Japan’s Otsu district court on 9 March issued a temporary injunction against the operation of units 3 and 4 at Kansai Electric Power Company’s (Kepco’s) Takahama NPP in Fukui prefecture. The request for an injunction was filed by anti-nuclear groups concerned about the station’s seismic standards and the new regulatory standards brought in following the March 2011 Fukushima-Daiichi accident. Kepco, which will be forced to shut down the two recently restarted units, immediately issued a statement saying it will "promptly take steps to file an objection" and will do its best to prove the safety of the units so the injunction can be lifted "as soon as possible".
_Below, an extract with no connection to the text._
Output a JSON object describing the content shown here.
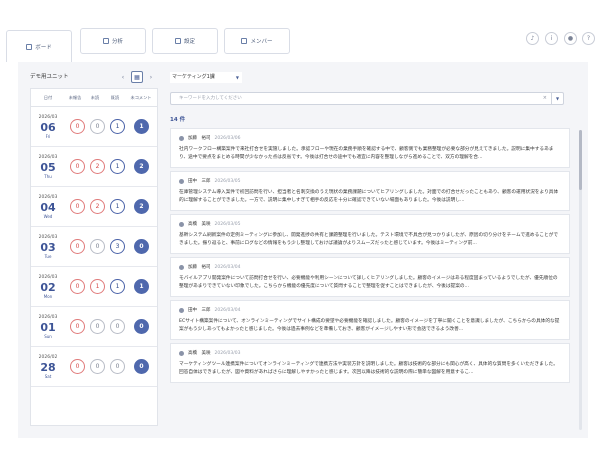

Unit 3 was restarted in January and is in commercial operation. Unit 4 was restarted in February, but has been shut down since a scram on 29 February 2016 related to alarms indicating a main transformer or generator internal failure and a potential transformer failure. Kepco has submitted to the Nuclear Regulation Authority (NRA) a report on the cause of that problem and the steps it would take to correct it.

Japanese lower courts sometimes hand down contentious verdicts that are then overturned by higher courts, where judges tend to be more attuned to political implications, judicial experts say. Fukui Governor Issei Nishikawa says it is extremely regrettable that inconsistent court decisions have been making those in areas hosting NPPs worry about nuclear power. He said the issue of nuclear power should be dealt with by the government, including judiciary authorities and nuclear regulators as a whole, to deepen people’s understanding about the issue. He adde that the government, including the NRA, need to squarely face up to the issue.

Shiga Governor Taizo Mikazuki said in a statement he sees the injunction as a decision by the court, which placed emphasis on the safety of the nuclear plant. He added that the government and NPP operators should take seriously the continuing public skepticism about nuclear power and emphasise safety.

Japan’s chief government spokesman Yoshihide Suga said after the verdict that there was no change in Tokyo’s stance on safety at the Takahama reactors or in its policy of promoting the restart of reactors that meet new safety standards imposed after Fukushima. Kansai Electric planned late last month to lower power fees it charges to customers from 1 May to pass on fossil fuel cost savings from the restart of Takahama.3 and 4, but this is now in doubt.

Kansai submitted a joint application to NRA in July 2013 for the necessary permissions to restart both units. These approvals include making changes to the reactor installations; its construction plan to strengthen the plant; and its operational safety programmes. NRA gave Kansai approval in February 2015 to make changes to the reactor installations at both units, signifying that it believed the plant was safe for operation. Approval of the company’s construction plan for unit 3 was given in August, and for unit 4 in October, together with approval for Kansai’s operational safety plans for the Takahama plant.